Growing into adulthood during college, I took a heavy interest in reading financial blogs. I suppose it was from a natural curiosity towards money. And I had the thought in my mind for quite a while now that I wanted to do something different. I just wasn’t sure what yet. I didn’t even want to go to college like all my peers.
Then I came across a term while browsing through these blogs.
The basic premise of FIRE is that a person in their 20’s, normally in a white collar career trajectory would find as many ways as possible to save as much as possible (ex. 50% of their income) so that their working career is shortened from decades to say 8-10 years.
That nest egg that would have been built would be allocated into income producing assets (stocks, real estate) that would provide a steady cash flow. The owner of such nest egg would then be free to do as they please as they would be free from work.
This was all really appealing to me, especially given the fact that I always wanted to travel the world, moving around the globe unattached.
The problem came during the first year of college where I found the living on your own with 0 social life, walking to work in a secondary US city not that great. Sure it was doable, but as the months rolled by, I came to a dawning realization.
The Problem With FIRE
Those folks that saw through with FIRE were normally in their mid to late 30’s so I thought to myself, 2 weeks PTO (paid time off) until I approached middle age. Translation: I would be sacrificing my youth for a dream far in the future.
I cannot confirm this firsthand, but early 20’s seeing the world vs 30’s is far different. Instead of being an idealistic youth with boundless curiosity witnessing firsthand the different cultures of the world, it would be an older man, likely jaded from years in the office and staying in resorts doing packaged tours (how many 30 something backpackers are there anyways).
So big picture, pursuing FIRE requires sacrifice but I’m not referring to material goods. For the most part, that can be postponed to a later period without too much consequence. What I am referring to is time and experiences that come along with it. There are different stages in a person’s life and each stage has certain things you can and cannot do.
Just as an adolescent attends secondary school and a top athlete is in his/her 20’s, many pursuits are tied to an age group. Of course a few individuals deviate, but let’s stick with the rule rather then the acception.
In other words, the problem with FIRE. This less then conventional path entails sacrificing a life stage along with many of the experiences thst go along with it.

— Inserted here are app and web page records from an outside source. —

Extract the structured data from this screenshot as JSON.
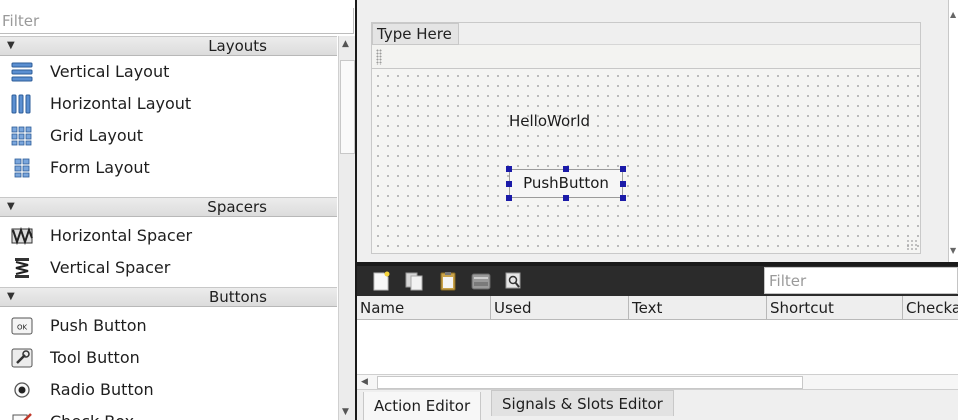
{
  "widget_box": {
    "filter_placeholder": "Filter",
    "categories": [
      {
        "label": "Layouts",
        "items": [
          {
            "label": "Vertical Layout",
            "icon": "vertical-layout-icon"
          },
          {
            "label": "Horizontal Layout",
            "icon": "horizontal-layout-icon"
          },
          {
            "label": "Grid Layout",
            "icon": "grid-layout-icon"
          },
          {
            "label": "Form Layout",
            "icon": "form-layout-icon"
          }
        ]
      },
      {
        "label": "Spacers",
        "items": [
          {
            "label": "Horizontal Spacer",
            "icon": "horizontal-spacer-icon"
          },
          {
            "label": "Vertical Spacer",
            "icon": "vertical-spacer-icon"
          }
        ]
      },
      {
        "label": "Buttons",
        "items": [
          {
            "label": "Push Button",
            "icon": "push-button-icon"
          },
          {
            "label": "Tool Button",
            "icon": "tool-button-icon"
          },
          {
            "label": "Radio Button",
            "icon": "radio-button-icon"
          },
          {
            "label": "Check Box",
            "icon": "check-box-icon"
          }
        ]
      }
    ]
  },
  "form": {
    "menu_placeholder": "Type Here",
    "label_text": "HelloWorld",
    "button_text": "PushButton"
  },
  "action_editor": {
    "filter_placeholder": "Filter",
    "columns": [
      "Name",
      "Used",
      "Text",
      "Shortcut",
      "Checkable"
    ],
    "toolbar_icons": [
      "new-action-icon",
      "copy-action-icon",
      "paste-action-icon",
      "delete-action-icon",
      "configure-icon"
    ],
    "tabs": [
      "Action Editor",
      "Signals & Slots Editor"
    ],
    "active_tab": "Action Editor"
  },
  "colors": {
    "selection_handle": "#1a1aa8",
    "toolbar_bg": "#2b2b2b",
    "splitter": "#1a1a1a"
  }
}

If said experiences in the immediate post educational years, say trying different careers, seeing the world (unattached) is something you have no desire over. FIRE may be an option. Many firsthand accounts of people that pursued FIRE worked like a dog in their corporate positions (admirable) and saved aggressively (also admirable) to lead a middle class style life where they spend their newfound freedom with their children or traveling with family or pursuing a hobby. Absolutely nothing wrong with this.
Alternatives To FIRE
But if there are crazy ideas you want to pursue that would only feel right while you are young. Then odds are the rigors of FIRE will get in the way. Chances are, you don’t need a lifetime’s worth of savings to pursue a highly impractical idea. So digital nomadism or what I did might work for you.
Econ 101 first lesson is, there is no such thing as a free lunch. There is always a price to be paid. So the question becomes, are you willing to pay the price for FIRE?
Kingston S. Lim
October 14, 2020
Dar Es Salaam, Tanzania